Predicting that the many coin-flip races are settled in a manner that allows the GOP to hold the Senate seats they need to hold, take most of the open seats and beat a handful of incumbent Democrats to claim a Senate majority requires more than a seasoned political gut or a series of statistical models. Those races could be affected by factors such as early voting, voting by mail and a host of voter restrictions that can change the composition of the electorate. Add to these the widespread expectation of a very low voter turnout, and many races become very hard to prophesy.
Many races may not be settled once Tuesday’s votes are counted. Two states in particular could keep America in suspense. In Louisiana a “jungle primary” allows a large number of candidates to challenge the Democratic incumbent, Sen. Mary Landrieu, and if no one garners a simple majority, the top two finishers — likely Landrieu and a Republican — will face off in December.
Georgia, which also requires the winner to top 50 percent, threatens to be the other cliffhanger. If Libertarian candidate Amanda Swafford captures enough votes, she could force Democrat Michelle Nunn and Republican David Perdue into a runoff. That would be held on Jan. 6, 2015, three days after the next session of Congress is set to begin.
Election watchers should get a picture of the national tide a little earlier than January, however. In Kentucky — where incumbent Republican Mitch McConnell, slated to be the Senate’s majority leader should his party gain six seats, is facing a strong challenge from Democrat Alison Lundergan Grimes — polls close at 6 p.m. Eastern time for the eastern part of the state and 6 p.m. Central time for the western half. Most expect McConnell to survive, if narrowly, but if his seat flips, Tuesday night could be full of surprises.

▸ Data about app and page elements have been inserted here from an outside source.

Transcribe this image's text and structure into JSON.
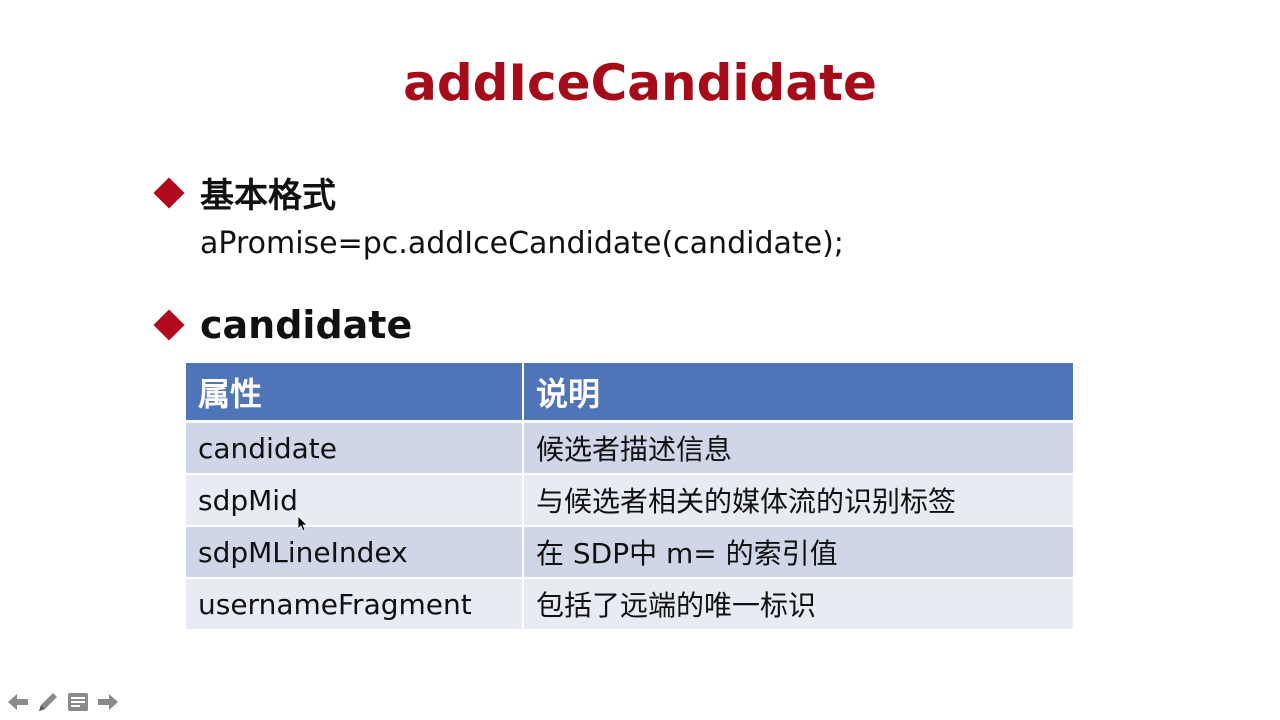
{
  "slide": {
    "title": "addIceCandidate",
    "section1": {
      "heading": "基本格式",
      "code": "aPromise=pc.addIceCandidate(candidate);"
    },
    "section2": {
      "heading": "candidate"
    },
    "table": {
      "headers": [
        "属性",
        "说明"
      ],
      "rows": [
        [
          "candidate",
          "候选者描述信息"
        ],
        [
          "sdpMid",
          "与候选者相关的媒体流的识别标签"
        ],
        [
          "sdpMLineIndex",
          "在 SDP中 m= 的索引值"
        ],
        [
          "usernameFragment",
          "包括了远端的唯一标识"
        ]
      ]
    }
  },
  "colors": {
    "title": "#a50b18",
    "bullet": "#b00a1c",
    "table_header": "#4f74b8",
    "row_dark": "#cfd6e8",
    "row_light": "#e8ebf4"
  },
  "toolbar": {
    "icons": [
      "arrow-left-icon",
      "pen-icon",
      "menu-icon",
      "arrow-right-icon"
    ]
  }
}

Next up are poll closings in New Hampshire (7 p.m. ET) and North Carolina (7:30 p.m. ET), where incumbent Democratic Sens. Jeanne Shaheen and Kay Hagan, respectively, must hold off GOP challengers. If both fall, expect to start hearing a lot about that previously mentioned wave.
Other key races to watch as the night wears on include Iowa, Colorado and Alaska. Then there is the wild West wild card in Kansas, where three-term incumbent Republican Sen. Pat Roberts is facing independent Greg Orman. Orman is thought to favor caucusing with the Democrats, but if the Senate is split, expect both parties to bid for his allegiance.
Besides the high-profile races for the U.S. Senate, there are hotly contested races and ballot measures across the country, and for all the national attention focused on control of the Senate, if recent past is prologue, the real news — the kind that has the power to change people’s lives — will be made at the state and local levels.
For those governors, mayors, state legislators and city officials — and for all the people they want to represent, whether they wind up voting or not — the elections will have consequences, for Tuesday and for years to come.